Given records
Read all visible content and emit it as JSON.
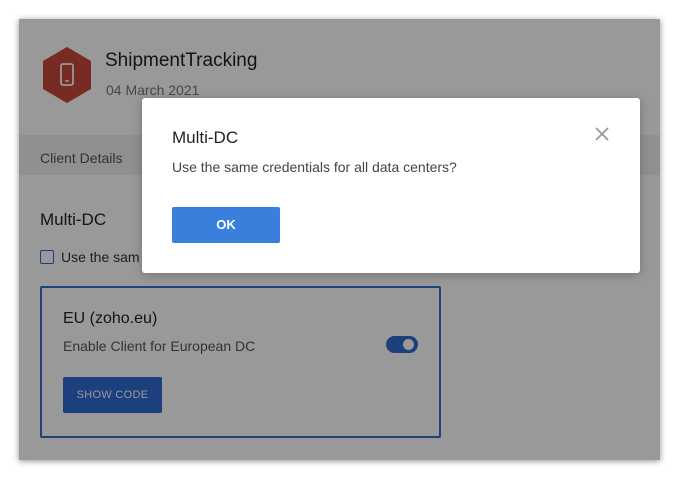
{
  "app": {
    "title": "ShipmentTracking",
    "date": "04 March 2021",
    "logo_icon": "mobile-phone-icon"
  },
  "tabs": [
    {
      "label": "Client Details"
    }
  ],
  "section": {
    "title": "Multi-DC",
    "checkbox_label": "Use the sam",
    "checkbox_checked": false
  },
  "dc_card": {
    "title": "EU (zoho.eu)",
    "subtitle": "Enable Client for European DC",
    "toggle_on": true,
    "button_label": "SHOW CODE"
  },
  "modal": {
    "title": "Multi-DC",
    "message": "Use the same credentials for all data centers?",
    "ok_label": "OK",
    "close_icon": "close-icon"
  },
  "colors": {
    "accent": "#2d6bd0",
    "ok_button": "#3a7fdb",
    "logo": "#c8493a"
  }
}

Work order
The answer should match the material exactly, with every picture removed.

Result
Read all visible content and emit it as JSON.
{
  "app": {
    "title": "ShipmentTracking",
    "date": "04 March 2021",
    "logo_icon": "mobile-phone-icon"
  },
  "tabs": [
    {
      "label": "Client Details"
    }
  ],
  "section": {
    "title": "Multi-DC",
    "checkbox_label": "Use the sam",
    "checkbox_checked": false
  },
  "dc_card": {
    "title": "EU (zoho.eu)",
    "subtitle": "Enable Client for European DC",
    "toggle_on": true,
    "button_label": "SHOW CODE"
  },
  "modal": {
    "title": "Multi-DC",
    "message": "Use the same credentials for all data centers?",
    "ok_label": "OK",
    "close_icon": "close-icon"
  },
  "colors": {
    "accent": "#2d6bd0",
    "ok_button": "#3a7fdb",
    "logo": "#c8493a"
  }
}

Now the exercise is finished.